  31. ^ Hethcock, Bill (February 4, 2019). ""Texas Central picks up another partner for bullet train project". Dallas Business Journal. Retrieved 4 December 2019.
  32. ^ "Citi, Mitsubishi Tapped to Raise Money for Texas Rail". Bloomberg. 21 February 2019.
  33. ^ "FRA Permitting Dashboard". 2017-08-22.
  34. ^ https://dallasinnovates.com/texas-central-makes-5-9b-deal-with-spanish-firm-to-develop-operate-high-speed-rail-line/
  35. ^ Unger, Todd (2020-02-26). "Ranchers still fighting Texas bullet train". KXXV. Retrieved 2020-02-26.
  36. ^ "Texas high-speed rail plan suffers eminent-domain setback in court". star-telegram.
  37. ^ Falls, Clay. "Leon County residents celebrate judge's ruling on proposed bullet train". www.kbtx.com. Retrieved 2019-03-02.
  38. ^ LeCody, Peter (28 July 2018). "Court of Appeals reverses Grimes County nuisance suit against Texas Central Railway". Texas Rail Advocates.
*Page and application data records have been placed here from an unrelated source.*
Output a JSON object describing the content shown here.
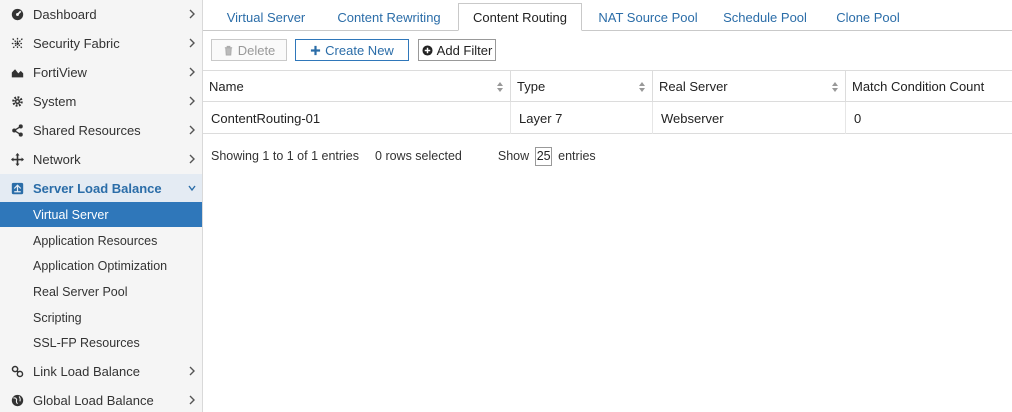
{
  "sidebar": {
    "items": [
      {
        "label": "Dashboard",
        "icon": "dashboard-icon"
      },
      {
        "label": "Security Fabric",
        "icon": "security-fabric-icon"
      },
      {
        "label": "FortiView",
        "icon": "fortiview-icon"
      },
      {
        "label": "System",
        "icon": "gear-icon"
      },
      {
        "label": "Shared Resources",
        "icon": "share-icon"
      },
      {
        "label": "Network",
        "icon": "network-icon"
      },
      {
        "label": "Server Load Balance",
        "icon": "server-load-balance-icon",
        "expanded": true
      },
      {
        "label": "Link Load Balance",
        "icon": "link-icon"
      },
      {
        "label": "Global Load Balance",
        "icon": "globe-icon"
      }
    ],
    "sub_items": [
      {
        "label": "Virtual Server",
        "active": true
      },
      {
        "label": "Application Resources"
      },
      {
        "label": "Application Optimization"
      },
      {
        "label": "Real Server Pool"
      },
      {
        "label": "Scripting"
      },
      {
        "label": "SSL-FP Resources"
      }
    ]
  },
  "tabs": [
    {
      "label": "Virtual Server"
    },
    {
      "label": "Content Rewriting"
    },
    {
      "label": "Content Routing",
      "active": true
    },
    {
      "label": "NAT Source Pool"
    },
    {
      "label": "Schedule Pool"
    },
    {
      "label": "Clone Pool"
    }
  ],
  "toolbar": {
    "delete_label": "Delete",
    "create_label": "Create New",
    "filter_label": "Add Filter"
  },
  "table": {
    "columns": [
      "Name",
      "Type",
      "Real Server",
      "Match Condition Count"
    ],
    "rows": [
      [
        "ContentRouting-01",
        "Layer 7",
        "Webserver",
        "0"
      ]
    ]
  },
  "footer": {
    "showing": "Showing 1 to 1 of 1 entries",
    "selected": "0 rows selected",
    "show_label": "Show",
    "page_size": "25",
    "entries_label": "entries"
  },
  "colors": {
    "accent": "#2b6da8",
    "active_bg": "#2f77ba",
    "expanded_bg": "#e4ebf3"
  }
}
  39. ^ {{cite web|url=https://www.texascentral.com/posts/texas-thirteenth-court-of-appeals-rules-in-favor-of-texas-central/

External links[edit]